#### [Work item]
When responding, copy every record below exactly as it appears.

#### [Dataset records]
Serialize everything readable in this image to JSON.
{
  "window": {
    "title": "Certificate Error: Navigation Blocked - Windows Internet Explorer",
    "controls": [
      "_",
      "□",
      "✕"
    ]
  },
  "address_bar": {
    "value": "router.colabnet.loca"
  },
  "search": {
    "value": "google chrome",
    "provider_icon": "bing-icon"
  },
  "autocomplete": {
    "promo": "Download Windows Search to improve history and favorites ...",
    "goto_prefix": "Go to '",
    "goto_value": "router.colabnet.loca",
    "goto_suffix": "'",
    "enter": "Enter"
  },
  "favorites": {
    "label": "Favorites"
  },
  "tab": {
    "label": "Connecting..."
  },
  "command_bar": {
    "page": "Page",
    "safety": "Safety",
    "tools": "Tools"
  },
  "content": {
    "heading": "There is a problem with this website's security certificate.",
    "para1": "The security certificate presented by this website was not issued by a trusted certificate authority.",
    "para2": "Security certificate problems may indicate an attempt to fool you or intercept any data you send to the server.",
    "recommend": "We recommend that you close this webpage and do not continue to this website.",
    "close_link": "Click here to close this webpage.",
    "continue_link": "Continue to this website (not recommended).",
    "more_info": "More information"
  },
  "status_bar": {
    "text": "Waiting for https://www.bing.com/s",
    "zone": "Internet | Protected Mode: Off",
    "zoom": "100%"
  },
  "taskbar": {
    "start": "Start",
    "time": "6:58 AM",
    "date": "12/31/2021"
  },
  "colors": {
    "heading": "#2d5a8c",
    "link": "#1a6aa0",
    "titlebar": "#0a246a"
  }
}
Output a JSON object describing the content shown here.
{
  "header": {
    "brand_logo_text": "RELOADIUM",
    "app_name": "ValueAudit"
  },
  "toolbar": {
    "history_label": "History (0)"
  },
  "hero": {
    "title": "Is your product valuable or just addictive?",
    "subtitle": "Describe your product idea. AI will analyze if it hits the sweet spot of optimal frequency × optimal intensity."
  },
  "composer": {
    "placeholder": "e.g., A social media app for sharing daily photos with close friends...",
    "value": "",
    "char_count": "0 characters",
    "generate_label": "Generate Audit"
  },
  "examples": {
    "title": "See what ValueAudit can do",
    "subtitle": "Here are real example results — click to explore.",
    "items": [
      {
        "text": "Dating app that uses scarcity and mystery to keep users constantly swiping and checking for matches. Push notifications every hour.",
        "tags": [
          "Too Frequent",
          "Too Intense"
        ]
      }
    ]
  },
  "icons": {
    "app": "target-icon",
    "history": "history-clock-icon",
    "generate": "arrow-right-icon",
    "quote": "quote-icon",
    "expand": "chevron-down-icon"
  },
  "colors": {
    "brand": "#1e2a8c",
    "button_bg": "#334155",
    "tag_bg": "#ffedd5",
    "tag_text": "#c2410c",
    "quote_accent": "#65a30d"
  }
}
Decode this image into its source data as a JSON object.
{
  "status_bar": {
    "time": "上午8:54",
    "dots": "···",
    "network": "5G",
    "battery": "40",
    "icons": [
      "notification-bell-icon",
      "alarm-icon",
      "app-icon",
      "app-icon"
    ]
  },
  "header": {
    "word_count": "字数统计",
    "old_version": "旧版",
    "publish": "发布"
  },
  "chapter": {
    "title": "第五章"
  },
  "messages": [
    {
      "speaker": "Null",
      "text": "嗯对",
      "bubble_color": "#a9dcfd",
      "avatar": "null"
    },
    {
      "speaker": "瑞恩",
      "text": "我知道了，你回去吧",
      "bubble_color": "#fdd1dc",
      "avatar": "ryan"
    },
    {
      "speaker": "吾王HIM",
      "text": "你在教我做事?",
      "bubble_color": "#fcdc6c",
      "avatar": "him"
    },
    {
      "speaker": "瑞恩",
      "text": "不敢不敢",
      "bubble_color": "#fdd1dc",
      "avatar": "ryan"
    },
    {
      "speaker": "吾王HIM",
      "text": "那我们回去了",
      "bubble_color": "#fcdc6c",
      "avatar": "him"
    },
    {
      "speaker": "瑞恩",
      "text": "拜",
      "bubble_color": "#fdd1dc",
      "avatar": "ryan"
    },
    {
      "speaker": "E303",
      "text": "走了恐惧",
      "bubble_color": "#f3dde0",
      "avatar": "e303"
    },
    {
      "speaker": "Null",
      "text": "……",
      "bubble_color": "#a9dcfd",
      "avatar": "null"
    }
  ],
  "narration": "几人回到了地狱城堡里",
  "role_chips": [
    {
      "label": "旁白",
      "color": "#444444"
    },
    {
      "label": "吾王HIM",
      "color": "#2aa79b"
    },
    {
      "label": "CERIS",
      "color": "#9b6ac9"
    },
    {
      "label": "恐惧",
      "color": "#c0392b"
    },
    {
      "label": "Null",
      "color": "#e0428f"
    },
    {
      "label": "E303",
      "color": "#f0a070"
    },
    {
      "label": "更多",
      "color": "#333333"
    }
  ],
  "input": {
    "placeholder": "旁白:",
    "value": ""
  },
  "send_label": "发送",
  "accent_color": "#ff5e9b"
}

#### [Answer section]
Serialize everything readable in this image to JSON.
{
  "window": {
    "title": "Certificate Error: Navigation Blocked - Windows Internet Explorer",
    "controls": [
      "_",
      "□",
      "✕"
    ]
  },
  "address_bar": {
    "value": "router.colabnet.loca"
  },
  "search": {
    "value": "google chrome",
    "provider_icon": "bing-icon"
  },
  "autocomplete": {
    "promo": "Download Windows Search to improve history and favorites ...",
    "goto_prefix": "Go to '",
    "goto_value": "router.colabnet.loca",
    "goto_suffix": "'",
    "enter": "Enter"
  },
  "favorites": {
    "label": "Favorites"
  },
  "tab": {
    "label": "Connecting..."
  },
  "command_bar": {
    "page": "Page",
    "safety": "Safety",
    "tools": "Tools"
  },
  "content": {
    "heading": "There is a problem with this website's security certificate.",
    "para1": "The security certificate presented by this website was not issued by a trusted certificate authority.",
    "para2": "Security certificate problems may indicate an attempt to fool you or intercept any data you send to the server.",
    "recommend": "We recommend that you close this webpage and do not continue to this website.",
    "close_link": "Click here to close this webpage.",
    "continue_link": "Continue to this website (not recommended).",
    "more_info": "More information"
  },
  "status_bar": {
    "text": "Waiting for https://www.bing.com/s",
    "zone": "Internet | Protected Mode: Off",
    "zoom": "100%"
  },
  "taskbar": {
    "start": "Start",
    "time": "6:58 AM",
    "date": "12/31/2021"
  },
  "colors": {
    "heading": "#2d5a8c",
    "link": "#1a6aa0",
    "titlebar": "#0a246a"
  }
}
Output a JSON object describing the content shown here.
{
  "header": {
    "brand_logo_text": "RELOADIUM",
    "app_name": "ValueAudit"
  },
  "toolbar": {
    "history_label": "History (0)"
  },
  "hero": {
    "title": "Is your product valuable or just addictive?",
    "subtitle": "Describe your product idea. AI will analyze if it hits the sweet spot of optimal frequency × optimal intensity."
  },
  "composer": {
    "placeholder": "e.g., A social media app for sharing daily photos with close friends...",
    "value": "",
    "char_count": "0 characters",
    "generate_label": "Generate Audit"
  },
  "examples": {
    "title": "See what ValueAudit can do",
    "subtitle": "Here are real example results — click to explore.",
    "items": [
      {
        "text": "Dating app that uses scarcity and mystery to keep users constantly swiping and checking for matches. Push notifications every hour.",
        "tags": [
          "Too Frequent",
          "Too Intense"
        ]
      }
    ]
  },
  "icons": {
    "app": "target-icon",
    "history": "history-clock-icon",
    "generate": "arrow-right-icon",
    "quote": "quote-icon",
    "expand": "chevron-down-icon"
  },
  "colors": {
    "brand": "#1e2a8c",
    "button_bg": "#334155",
    "tag_bg": "#ffedd5",
    "tag_text": "#c2410c",
    "quote_accent": "#65a30d"
  }
}
Decode this image into its source data as a JSON object.
{
  "status_bar": {
    "time": "上午8:54",
    "dots": "···",
    "network": "5G",
    "battery": "40",
    "icons": [
      "notification-bell-icon",
      "alarm-icon",
      "app-icon",
      "app-icon"
    ]
  },
  "header": {
    "word_count": "字数统计",
    "old_version": "旧版",
    "publish": "发布"
  },
  "chapter": {
    "title": "第五章"
  },
  "messages": [
    {
      "speaker": "Null",
      "text": "嗯对",
      "bubble_color": "#a9dcfd",
      "avatar": "null"
    },
    {
      "speaker": "瑞恩",
      "text": "我知道了，你回去吧",
      "bubble_color": "#fdd1dc",
      "avatar": "ryan"
    },
    {
      "speaker": "吾王HIM",
      "text": "你在教我做事?",
      "bubble_color": "#fcdc6c",
      "avatar": "him"
    },
    {
      "speaker": "瑞恩",
      "text": "不敢不敢",
      "bubble_color": "#fdd1dc",
      "avatar": "ryan"
    },
    {
      "speaker": "吾王HIM",
      "text": "那我们回去了",
      "bubble_color": "#fcdc6c",
      "avatar": "him"
    },
    {
      "speaker": "瑞恩",
      "text": "拜",
      "bubble_color": "#fdd1dc",
      "avatar": "ryan"
    },
    {
      "speaker": "E303",
      "text": "走了恐惧",
      "bubble_color": "#f3dde0",
      "avatar": "e303"
    },
    {
      "speaker": "Null",
      "text": "……",
      "bubble_color": "#a9dcfd",
      "avatar": "null"
    }
  ],
  "narration": "几人回到了地狱城堡里",
  "role_chips": [
    {
      "label": "旁白",
      "color": "#444444"
    },
    {
      "label": "吾王HIM",
      "color": "#2aa79b"
    },
    {
      "label": "CERIS",
      "color": "#9b6ac9"
    },
    {
      "label": "恐惧",
      "color": "#c0392b"
    },
    {
      "label": "Null",
      "color": "#e0428f"
    },
    {
      "label": "E303",
      "color": "#f0a070"
    },
    {
      "label": "更多",
      "color": "#333333"
    }
  ],
  "input": {
    "placeholder": "旁白:",
    "value": ""
  },
  "send_label": "发送",
  "accent_color": "#ff5e9b"
}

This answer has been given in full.